In this series, The Art of Landing talks to literary magazine editors from around the world, picking their brains to see what they like and don’t like in submissions, how/if they work with authors, and their advice for publishing in literary journals. If you edit a lit mag, and would like to be a part of this series, please be in touch!
Name: Caitlin Chester
Lit Mag: The Round Table Literary Journal
What makes Round Table unique among lit mags?
Most notably, our publication has been in print for over 50 years. In the past, we have mainly featured work from the local Western Kentucky area, including students of all ages, faculty at our community college, and the community at large.
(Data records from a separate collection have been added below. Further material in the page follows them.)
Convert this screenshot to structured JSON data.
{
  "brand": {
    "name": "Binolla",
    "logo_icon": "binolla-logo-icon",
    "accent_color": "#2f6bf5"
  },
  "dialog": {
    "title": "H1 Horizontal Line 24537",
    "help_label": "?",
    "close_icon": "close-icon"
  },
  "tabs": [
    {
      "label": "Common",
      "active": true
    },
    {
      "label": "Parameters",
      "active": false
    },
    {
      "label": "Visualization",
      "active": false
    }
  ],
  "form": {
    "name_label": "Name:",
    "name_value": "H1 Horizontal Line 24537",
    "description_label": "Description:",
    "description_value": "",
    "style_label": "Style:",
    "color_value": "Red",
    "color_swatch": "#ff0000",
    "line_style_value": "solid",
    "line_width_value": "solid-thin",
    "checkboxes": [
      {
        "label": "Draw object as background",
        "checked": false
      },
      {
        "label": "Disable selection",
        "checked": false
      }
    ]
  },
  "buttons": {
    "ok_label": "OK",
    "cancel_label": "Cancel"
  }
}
This is our first year going live on Submittable, though, and we are now accepting submissions from across the nation.
What makes a submission pop out for you?
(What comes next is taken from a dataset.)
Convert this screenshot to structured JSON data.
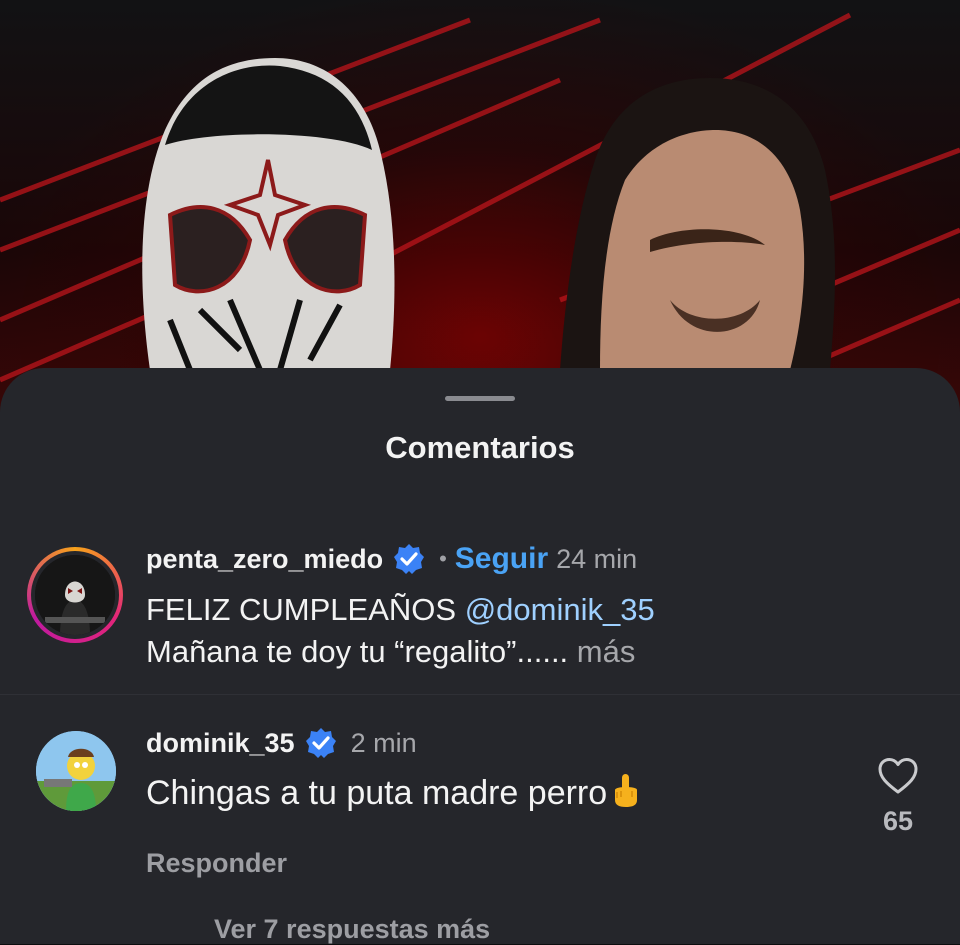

We strive to feature underrepresented voices, so thematically, we love anything that focuses on diversity and fostering a more accepting society towards all ages, genders, ethnicities, and sexual representations.
Do you work with writers to edit pieces you love or do you generally take pieces “as is”?
So far, we have taken pieces “as is,” but we are willing to work with writers to make a piece the best it can be!
What factors do you take into consideration when choosing to accept or reject a piece?
We like to identify writers from our local area, especially children in the local schools, so that our publication stays true to our roots, so to speak. We love discovering writers in our own community and fostering a creative presence in our area! At the same time, our goal of featuring underrepresented voices encourages us to accept work from a variety of writers and locations.
What are your pet peeves when it comes to submissions?
I think I can speak for the entire staff when I say poor grammar and spelling are high on the list, as well as writing that leaves us asking the dreaded question, “So what? What is the significance of this?”
What advice do you have for writers just beginning the process of getting their work out there?
Simply this: go. for. it. You have a unique voice and an amazing story to tell, so just go for it! In the prolific words of my mother, “If you try, you may fail. But if you don’t try, you’ll never know.” Don’t feel so discouraged when your work isn’t selected for publication that you never try again. Keep trying!
Caitlin Chester teaches English and literature at Hopkinsville Community College. She is primarily a nonfiction writer who is embarking on a journey towards fiction. She holds an MFA from Murray State University. She is a past contributor to Paducah Life Magazine, Christian Woman, and Archive of Our Own. Connect with her on Twitter @CaitlinChester4.